Produce the records again in full, exactly as shown below.

TASK INPUT =
━━━━━━━━━━━━━━━━━━━━

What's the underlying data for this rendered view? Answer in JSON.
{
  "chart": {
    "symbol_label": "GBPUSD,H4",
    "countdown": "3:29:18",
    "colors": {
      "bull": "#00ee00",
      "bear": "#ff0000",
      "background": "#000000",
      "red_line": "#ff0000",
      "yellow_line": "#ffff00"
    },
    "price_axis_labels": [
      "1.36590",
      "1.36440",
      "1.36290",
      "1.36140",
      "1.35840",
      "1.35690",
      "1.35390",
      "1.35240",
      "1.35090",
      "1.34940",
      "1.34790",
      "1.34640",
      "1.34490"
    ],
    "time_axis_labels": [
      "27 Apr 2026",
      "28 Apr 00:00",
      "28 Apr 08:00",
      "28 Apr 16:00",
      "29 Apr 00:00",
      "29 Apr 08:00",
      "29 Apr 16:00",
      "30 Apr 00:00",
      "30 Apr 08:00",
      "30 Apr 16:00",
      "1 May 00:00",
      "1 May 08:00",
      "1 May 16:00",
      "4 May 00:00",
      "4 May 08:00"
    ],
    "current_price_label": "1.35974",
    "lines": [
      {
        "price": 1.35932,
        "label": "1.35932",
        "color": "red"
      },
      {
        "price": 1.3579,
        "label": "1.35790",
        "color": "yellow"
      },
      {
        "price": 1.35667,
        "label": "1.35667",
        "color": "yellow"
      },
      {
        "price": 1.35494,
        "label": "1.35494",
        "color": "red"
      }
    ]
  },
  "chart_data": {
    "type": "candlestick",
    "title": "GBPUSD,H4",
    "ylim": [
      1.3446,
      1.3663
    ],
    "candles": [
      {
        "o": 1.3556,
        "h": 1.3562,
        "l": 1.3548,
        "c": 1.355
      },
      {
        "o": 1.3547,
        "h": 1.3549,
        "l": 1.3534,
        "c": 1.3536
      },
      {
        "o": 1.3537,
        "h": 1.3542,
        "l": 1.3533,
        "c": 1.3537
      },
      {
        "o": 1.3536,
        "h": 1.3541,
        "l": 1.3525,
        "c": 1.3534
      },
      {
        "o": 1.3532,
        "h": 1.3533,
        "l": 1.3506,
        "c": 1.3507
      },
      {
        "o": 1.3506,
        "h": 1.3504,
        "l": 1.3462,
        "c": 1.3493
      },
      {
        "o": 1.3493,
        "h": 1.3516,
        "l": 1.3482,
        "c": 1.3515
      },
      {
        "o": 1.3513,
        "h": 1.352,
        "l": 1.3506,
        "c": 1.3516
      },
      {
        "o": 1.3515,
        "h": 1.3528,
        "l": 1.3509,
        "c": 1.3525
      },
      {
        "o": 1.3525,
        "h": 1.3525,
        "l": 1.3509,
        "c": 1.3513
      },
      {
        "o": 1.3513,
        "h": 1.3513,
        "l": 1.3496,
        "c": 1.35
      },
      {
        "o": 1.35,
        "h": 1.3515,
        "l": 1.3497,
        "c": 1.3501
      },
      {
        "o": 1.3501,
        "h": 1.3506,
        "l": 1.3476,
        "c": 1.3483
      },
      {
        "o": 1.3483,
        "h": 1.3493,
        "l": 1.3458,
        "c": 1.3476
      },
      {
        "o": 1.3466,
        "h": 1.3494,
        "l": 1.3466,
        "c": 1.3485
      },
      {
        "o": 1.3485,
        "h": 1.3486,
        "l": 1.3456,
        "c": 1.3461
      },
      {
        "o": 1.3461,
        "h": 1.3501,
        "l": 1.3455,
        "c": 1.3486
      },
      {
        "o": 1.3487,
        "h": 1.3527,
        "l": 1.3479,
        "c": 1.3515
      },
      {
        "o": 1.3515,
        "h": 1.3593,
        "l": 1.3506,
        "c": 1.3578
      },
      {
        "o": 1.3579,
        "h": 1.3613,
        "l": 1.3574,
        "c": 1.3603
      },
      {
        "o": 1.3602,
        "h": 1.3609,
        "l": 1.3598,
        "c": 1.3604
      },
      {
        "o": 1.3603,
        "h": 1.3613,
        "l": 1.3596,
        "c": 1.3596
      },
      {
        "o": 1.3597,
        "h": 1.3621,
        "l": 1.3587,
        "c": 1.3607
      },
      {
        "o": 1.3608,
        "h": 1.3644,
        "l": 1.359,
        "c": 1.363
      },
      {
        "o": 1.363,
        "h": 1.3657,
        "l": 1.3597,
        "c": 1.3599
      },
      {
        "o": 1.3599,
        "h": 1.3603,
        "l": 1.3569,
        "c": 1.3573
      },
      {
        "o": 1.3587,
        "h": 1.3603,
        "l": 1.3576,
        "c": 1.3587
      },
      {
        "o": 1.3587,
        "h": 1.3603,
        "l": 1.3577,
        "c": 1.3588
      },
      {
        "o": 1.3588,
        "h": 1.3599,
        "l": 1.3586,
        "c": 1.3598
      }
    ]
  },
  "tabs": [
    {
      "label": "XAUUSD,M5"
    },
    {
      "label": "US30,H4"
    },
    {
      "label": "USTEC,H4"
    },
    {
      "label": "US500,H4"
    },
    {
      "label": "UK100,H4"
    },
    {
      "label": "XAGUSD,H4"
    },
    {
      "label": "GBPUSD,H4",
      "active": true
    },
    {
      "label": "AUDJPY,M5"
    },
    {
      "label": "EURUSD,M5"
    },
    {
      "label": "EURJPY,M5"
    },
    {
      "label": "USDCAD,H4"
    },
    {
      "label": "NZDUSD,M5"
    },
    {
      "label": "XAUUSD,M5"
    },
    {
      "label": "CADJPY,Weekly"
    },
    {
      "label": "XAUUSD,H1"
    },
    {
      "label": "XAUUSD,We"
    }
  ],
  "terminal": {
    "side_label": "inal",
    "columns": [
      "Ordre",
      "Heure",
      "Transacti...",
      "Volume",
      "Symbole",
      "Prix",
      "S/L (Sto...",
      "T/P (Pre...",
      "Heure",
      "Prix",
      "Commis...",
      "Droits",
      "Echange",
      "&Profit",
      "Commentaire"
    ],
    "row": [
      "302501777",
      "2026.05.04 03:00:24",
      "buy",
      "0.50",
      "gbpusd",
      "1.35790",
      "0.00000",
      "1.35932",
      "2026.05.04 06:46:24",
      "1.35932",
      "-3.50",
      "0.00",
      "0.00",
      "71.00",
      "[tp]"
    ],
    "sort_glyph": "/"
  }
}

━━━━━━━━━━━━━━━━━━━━

EXERCISE OUTPUT =
What's the underlying data for this rendered view? Answer in JSON.
{
  "chart": {
    "symbol_label": "GBPUSD,H4",
    "countdown": "3:29:18",
    "colors": {
      "bull": "#00ee00",
      "bear": "#ff0000",
      "background": "#000000",
      "red_line": "#ff0000",
      "yellow_line": "#ffff00"
    },
    "price_axis_labels": [
      "1.36590",
      "1.36440",
      "1.36290",
      "1.36140",
      "1.35840",
      "1.35690",
      "1.35390",
      "1.35240",
      "1.35090",
      "1.34940",
      "1.34790",
      "1.34640",
      "1.34490"
    ],
    "time_axis_labels": [
      "27 Apr 2026",
      "28 Apr 00:00",
      "28 Apr 08:00",
      "28 Apr 16:00",
      "29 Apr 00:00",
      "29 Apr 08:00",
      "29 Apr 16:00",
      "30 Apr 00:00",
      "30 Apr 08:00",
      "30 Apr 16:00",
      "1 May 00:00",
      "1 May 08:00",
      "1 May 16:00",
      "4 May 00:00",
      "4 May 08:00"
    ],
    "current_price_label": "1.35974",
    "lines": [
      {
        "price": 1.35932,
        "label": "1.35932",
        "color": "red"
      },
      {
        "price": 1.3579,
        "label": "1.35790",
        "color": "yellow"
      },
      {
        "price": 1.35667,
        "label": "1.35667",
        "color": "yellow"
      },
      {
        "price": 1.35494,
        "label": "1.35494",
        "color": "red"
      }
    ]
  },
  "chart_data": {
    "type": "candlestick",
    "title": "GBPUSD,H4",
    "ylim": [
      1.3446,
      1.3663
    ],
    "candles": [
      {
        "o": 1.3556,
        "h": 1.3562,
        "l": 1.3548,
        "c": 1.355
      },
      {
        "o": 1.3547,
        "h": 1.3549,
        "l": 1.3534,
        "c": 1.3536
      },
      {
        "o": 1.3537,
        "h": 1.3542,
        "l": 1.3533,
        "c": 1.3537
      },
      {
        "o": 1.3536,
        "h": 1.3541,
        "l": 1.3525,
        "c": 1.3534
      },
      {
        "o": 1.3532,
        "h": 1.3533,
        "l": 1.3506,
        "c": 1.3507
      },
      {
        "o": 1.3506,
        "h": 1.3504,
        "l": 1.3462,
        "c": 1.3493
      },
      {
        "o": 1.3493,
        "h": 1.3516,
        "l": 1.3482,
        "c": 1.3515
      },
      {
        "o": 1.3513,
        "h": 1.352,
        "l": 1.3506,
        "c": 1.3516
      },
      {
        "o": 1.3515,
        "h": 1.3528,
        "l": 1.3509,
        "c": 1.3525
      },
      {
        "o": 1.3525,
        "h": 1.3525,
        "l": 1.3509,
        "c": 1.3513
      },
      {
        "o": 1.3513,
        "h": 1.3513,
        "l": 1.3496,
        "c": 1.35
      },
      {
        "o": 1.35,
        "h": 1.3515,
        "l": 1.3497,
        "c": 1.3501
      },
      {
        "o": 1.3501,
        "h": 1.3506,
        "l": 1.3476,
        "c": 1.3483
      },
      {
        "o": 1.3483,
        "h": 1.3493,
        "l": 1.3458,
        "c": 1.3476
      },
      {
        "o": 1.3466,
        "h": 1.3494,
        "l": 1.3466,
        "c": 1.3485
      },
      {
        "o": 1.3485,
        "h": 1.3486,
        "l": 1.3456,
        "c": 1.3461
      },
      {
        "o": 1.3461,
        "h": 1.3501,
        "l": 1.3455,
        "c": 1.3486
      },
      {
        "o": 1.3487,
        "h": 1.3527,
        "l": 1.3479,
        "c": 1.3515
      },
      {
        "o": 1.3515,
        "h": 1.3593,
        "l": 1.3506,
        "c": 1.3578
      },
      {
        "o": 1.3579,
        "h": 1.3613,
        "l": 1.3574,
        "c": 1.3603
      },
      {
        "o": 1.3602,
        "h": 1.3609,
        "l": 1.3598,
        "c": 1.3604
      },
      {
        "o": 1.3603,
        "h": 1.3613,
        "l": 1.3596,
        "c": 1.3596
      },
      {
        "o": 1.3597,
        "h": 1.3621,
        "l": 1.3587,
        "c": 1.3607
      },
      {
        "o": 1.3608,
        "h": 1.3644,
        "l": 1.359,
        "c": 1.363
      },
      {
        "o": 1.363,
        "h": 1.3657,
        "l": 1.3597,
        "c": 1.3599
      },
      {
        "o": 1.3599,
        "h": 1.3603,
        "l": 1.3569,
        "c": 1.3573
      },
      {
        "o": 1.3587,
        "h": 1.3603,
        "l": 1.3576,
        "c": 1.3587
      },
      {
        "o": 1.3587,
        "h": 1.3603,
        "l": 1.3577,
        "c": 1.3588
      },
      {
        "o": 1.3588,
        "h": 1.3599,
        "l": 1.3586,
        "c": 1.3598
      }
    ]
  },
  "tabs": [
    {
      "label": "XAUUSD,M5"
    },
    {
      "label": "US30,H4"
    },
    {
      "label": "USTEC,H4"
    },
    {
      "label": "US500,H4"
    },
    {
      "label": "UK100,H4"
    },
    {
      "label": "XAGUSD,H4"
    },
    {
      "label": "GBPUSD,H4",
      "active": true
    },
    {
      "label": "AUDJPY,M5"
    },
    {
      "label": "EURUSD,M5"
    },
    {
      "label": "EURJPY,M5"
    },
    {
      "label": "USDCAD,H4"
    },
    {
      "label": "NZDUSD,M5"
    },
    {
      "label": "XAUUSD,M5"
    },
    {
      "label": "CADJPY,Weekly"
    },
    {
      "label": "XAUUSD,H1"
    },
    {
      "label": "XAUUSD,We"
    }
  ],
  "terminal": {
    "side_label": "inal",
    "columns": [
      "Ordre",
      "Heure",
      "Transacti...",
      "Volume",
      "Symbole",
      "Prix",
      "S/L (Sto...",
      "T/P (Pre...",
      "Heure",
      "Prix",
      "Commis...",
      "Droits",
      "Echange",
      "&Profit",
      "Commentaire"
    ],
    "row": [
      "302501777",
      "2026.05.04 03:00:24",
      "buy",
      "0.50",
      "gbpusd",
      "1.35790",
      "0.00000",
      "1.35932",
      "2026.05.04 06:46:24",
      "1.35932",
      "-3.50",
      "0.00",
      "0.00",
      "71.00",
      "[tp]"
    ],
    "sort_glyph": "/"
  }
}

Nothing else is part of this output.